does them. Do they take into account traffic patterns when they do them or do
they only look at the soil and the impact on the environment? Do they take into
account how useful it is? Or how necessary it is? Do they take into account how
much disruption it will cause and if the new underpass will actually make the
I am not opposed to the new underpass at the Superhighway but the timing could
not be worse. Why can they not wait until the Mae Rim road is finished so that
they do not cause even worse traffic jams then there already are?
Mae Rim resident
Three Kings Monument
impossible for pedestrians
Ratchaweetee Road at the Three King Monument near the Museum is impossible to
walk on. There are motorbikes on the places to walk all day long and the cars
and tuk tuks parking where the motorbikes and bicycles should normally park.
The police seem to accept this and to protect some coffee shops and restaurants
for parking. The minibus and motorbikes from Yupparat Wittayalai School fill the
roads and parking spaces and leave the pavements full. It is also a very
dangerous place to drive the car as it is always so full of parked vehicles and
Three Kings Monument lover
What happened to parking enforcement?
I recall reading in your publication some time back that the Traffic Police were
going to enforce parking laws and would clamp and fine car owners who parked
illegally. There was even a flurry of such actions around the city but it seems
that is no longer happening except perhaps on Suthep Road where they have a new
policy of only parking on one side of the road. According to drivers who use
this road regularly, it has made a difference.
However, in other parts of the city, it seems this is no longer the case. I see
people parked illegally quite regularly and nothing done about it. This illegal
parking makes everything far more difficult for everyone on the road and is
quite inconsiderate. I call on the police to start ticketing illegally parked
cars again. Not only will it help ease traffic congestion on narrow roads it
will also add to the coffers.
Chiang Mai needs to do something about enforcing traffic laws regularly and it
needs to do it now.
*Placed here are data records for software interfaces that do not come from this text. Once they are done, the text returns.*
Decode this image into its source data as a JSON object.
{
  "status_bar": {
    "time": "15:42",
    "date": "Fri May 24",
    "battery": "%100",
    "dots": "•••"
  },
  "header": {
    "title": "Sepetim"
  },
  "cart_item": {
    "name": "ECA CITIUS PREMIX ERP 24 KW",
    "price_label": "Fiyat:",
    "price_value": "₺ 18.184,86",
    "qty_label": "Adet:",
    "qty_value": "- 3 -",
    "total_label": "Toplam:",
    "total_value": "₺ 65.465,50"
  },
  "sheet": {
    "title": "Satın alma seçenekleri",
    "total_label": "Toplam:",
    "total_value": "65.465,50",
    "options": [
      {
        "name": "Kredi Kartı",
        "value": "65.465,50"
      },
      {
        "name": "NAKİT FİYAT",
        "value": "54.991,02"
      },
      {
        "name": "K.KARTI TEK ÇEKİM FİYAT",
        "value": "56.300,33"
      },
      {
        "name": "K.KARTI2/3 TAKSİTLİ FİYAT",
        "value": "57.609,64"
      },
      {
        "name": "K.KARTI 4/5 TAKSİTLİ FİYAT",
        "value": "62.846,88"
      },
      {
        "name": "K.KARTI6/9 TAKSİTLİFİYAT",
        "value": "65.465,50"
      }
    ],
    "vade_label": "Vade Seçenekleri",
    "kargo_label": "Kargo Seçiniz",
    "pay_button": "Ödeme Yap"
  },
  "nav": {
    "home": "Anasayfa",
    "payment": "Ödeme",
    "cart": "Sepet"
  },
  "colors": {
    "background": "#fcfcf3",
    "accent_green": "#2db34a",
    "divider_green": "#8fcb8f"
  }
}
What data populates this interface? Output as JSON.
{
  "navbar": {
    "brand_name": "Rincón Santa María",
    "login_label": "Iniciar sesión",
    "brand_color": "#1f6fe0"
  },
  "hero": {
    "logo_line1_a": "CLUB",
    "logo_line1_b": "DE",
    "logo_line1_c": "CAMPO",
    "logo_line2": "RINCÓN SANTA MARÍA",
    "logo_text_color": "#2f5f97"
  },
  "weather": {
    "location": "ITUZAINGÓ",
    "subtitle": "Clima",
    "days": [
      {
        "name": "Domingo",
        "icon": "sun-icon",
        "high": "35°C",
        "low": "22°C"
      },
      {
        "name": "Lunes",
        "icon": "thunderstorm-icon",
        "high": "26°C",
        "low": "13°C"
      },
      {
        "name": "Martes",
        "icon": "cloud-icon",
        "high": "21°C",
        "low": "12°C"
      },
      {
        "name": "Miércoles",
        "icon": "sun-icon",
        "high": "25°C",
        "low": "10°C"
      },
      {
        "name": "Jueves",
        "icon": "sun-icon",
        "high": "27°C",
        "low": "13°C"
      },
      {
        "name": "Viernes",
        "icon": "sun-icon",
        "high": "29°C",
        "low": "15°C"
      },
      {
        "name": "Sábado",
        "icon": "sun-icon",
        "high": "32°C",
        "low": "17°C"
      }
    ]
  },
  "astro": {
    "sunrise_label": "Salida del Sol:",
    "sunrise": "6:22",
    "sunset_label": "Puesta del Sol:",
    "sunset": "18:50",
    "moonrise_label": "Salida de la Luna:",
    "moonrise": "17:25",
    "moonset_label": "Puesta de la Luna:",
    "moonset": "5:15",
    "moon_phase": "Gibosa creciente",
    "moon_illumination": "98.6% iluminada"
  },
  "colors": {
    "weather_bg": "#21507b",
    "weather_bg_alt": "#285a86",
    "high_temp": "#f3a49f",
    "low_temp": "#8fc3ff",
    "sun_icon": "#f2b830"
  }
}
Traffic is getting out of hand and without people following
the law it will only get worse.
Stuck in traffic